I’ll admit, the Baking Gods might have had it coming for me. I had been confidently talking up my batch of southern, homemade buttermilk biscuits for Christmas dinner to celebrate being back in the South. My brothers begged me to craft a seasonal pie or whip up another fruit galette, but I insisted on making regular old homemade biscuits. I hadn’t had a real southern biscuit since my pilgrimage (is using this word here sacrilegious…?) to Bojangles over Thanksgiving break. My brothers failed to successfully veil their disappointment about my choice to bake regular biscuits. To be fair and to support my side of the case, the closest biscuit joint to them is less than 10 minutes away, while I currently reside in rural Vermont, located 864.36 miles from my southern abode. So biscuits it was.
So back to the chaos…When I opened the oven in attempt to salvage my biscuits, I was attacked by a furious cloud of smoke that ferociously tumbled out and swirled around the kitchen. (I’m hardly exaggerating). It slightly resembled the evil Smoke Monster in LOST (yes, I still mourn the ending of this incredible TV show). I sacrificed my eye vision to check on the biscuits, half of which happened to be perfectly done. I snatched them out of the oven, quickly turned it off, and immediately began batting the smoke away from the oven.

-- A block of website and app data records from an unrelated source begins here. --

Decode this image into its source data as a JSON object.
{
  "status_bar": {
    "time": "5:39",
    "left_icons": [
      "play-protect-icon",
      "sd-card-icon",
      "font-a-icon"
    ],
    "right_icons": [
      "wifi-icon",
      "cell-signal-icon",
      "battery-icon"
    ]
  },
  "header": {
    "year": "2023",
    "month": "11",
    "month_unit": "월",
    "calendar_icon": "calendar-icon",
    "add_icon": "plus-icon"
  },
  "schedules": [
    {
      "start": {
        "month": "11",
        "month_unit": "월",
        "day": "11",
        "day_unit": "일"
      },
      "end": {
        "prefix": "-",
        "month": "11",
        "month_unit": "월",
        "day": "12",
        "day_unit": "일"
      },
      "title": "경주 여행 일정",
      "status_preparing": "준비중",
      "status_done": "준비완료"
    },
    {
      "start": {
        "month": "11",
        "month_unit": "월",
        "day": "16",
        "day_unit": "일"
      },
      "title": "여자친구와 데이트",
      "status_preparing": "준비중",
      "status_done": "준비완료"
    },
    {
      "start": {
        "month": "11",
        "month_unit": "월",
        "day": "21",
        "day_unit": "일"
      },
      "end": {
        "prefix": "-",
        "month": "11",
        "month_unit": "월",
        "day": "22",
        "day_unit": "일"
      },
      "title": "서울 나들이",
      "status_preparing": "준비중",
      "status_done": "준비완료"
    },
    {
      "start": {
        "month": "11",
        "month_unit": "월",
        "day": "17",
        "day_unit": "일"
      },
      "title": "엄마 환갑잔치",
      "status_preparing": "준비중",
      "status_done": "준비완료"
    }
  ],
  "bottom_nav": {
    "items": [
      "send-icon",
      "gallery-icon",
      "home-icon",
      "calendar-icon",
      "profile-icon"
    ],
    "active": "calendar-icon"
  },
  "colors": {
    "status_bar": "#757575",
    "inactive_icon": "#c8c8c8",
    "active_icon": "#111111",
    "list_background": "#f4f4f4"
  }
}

By the time we had waved the smoke out of the kitchen and out both the front and back doors, I had unfortunately already been named and ridiculed as the embarrassment of the night throughout the house. At Christmas dinner my brother made comments such as, “my biscuit tastes a bit smokey—does yours?” and, “isn’t she a baker?” when it was clearly too early to make jokes about my basic biscuit blunder. But it happens, right? Thankfully, the house (and biscuits) were okay.
Besides fearing that I would ruin Christmas, our holiday dinner was a typical Weir Family event. My grandmother prepared her famous raspberry vacherin dessert, my mom glared at my brothers when they were on the brink of making inappropriate comments, my dad helped himself to another Christmas beer, my dog took turns lounging on all of our different feet under the dinner table, and I tried to retain giggles and maintain a frustrated facade at my brothers while they made jokes about my baking skills.
By the time we could hear utensils scratching against plates, stomachs were full, and glasses were empty. And even though my brothers were originally hesitant about the regular ‘ole biscuits, they did happily guzzle them down alongside their venison roast. Here’s the recipe, and to avoid burning your house down, here’s a helpful hint: don’t grease your pan; the butter in the biscuits will stop them from sticking. Happy baking!
Old Fashioned Buttermilk Biscuits
Source: Foster’s Market Cookbook
Yield: 1 dozen 2 ½ -inch biscuits
Ingredients: 3 ½ cups all-purpose flour, 2 tsp baking powder, 1 tsp baking soda, 1 tsp salt, ½ pound (2 sticks) cold unsalted butter (cut into ¼-inch cubes), 1 ¼ to 1 ½ cup buttermilk, Egg wash: 1 large egg beaten with 2 tbsp milk
- Preheat the oven to 425ºF.
- Lightly grease a baking sheet and set aside.
- Sift together the flour, baking powder, baking soda, and salt in a large bowl.
- Add the butter and cut it into the flour mixture using a pastry blender or 2 knives until the mixture resembles coarse meal. (Or pulse 10 to 12 times in the bowl of a food processor fitted with the metal blade). Transfer the mixture to a large bowl to continue making the dough.) The dough can be made up to 1 week in advance to this point and stored in an airtight container in the refrigerator.
- Add 1 ¼ cups of the buttermilk and mix lightly just until the dough begins to stick together; don not over mix. Add up to 4 tablespoons more buttermilk, 1 tablespoon at a time, if the dough is dry.
- Turn the dough out onto a lightly floured surface and press together lightly just until the dough forms a ball; do not overwork the dough.
- Roll or pat out to ¾ inch thickness. Cut with a 2 ½ inch biscuit or cookie cutter, dipping the cutter into flour as needed to keep the dough from sticking.
- Place the biscuits on the baking sheet and brush the tops with egg wash (egg wash is optional).
- Bake 12 to 15 minutes, until golden brown. Remove from the oven and serve immediately.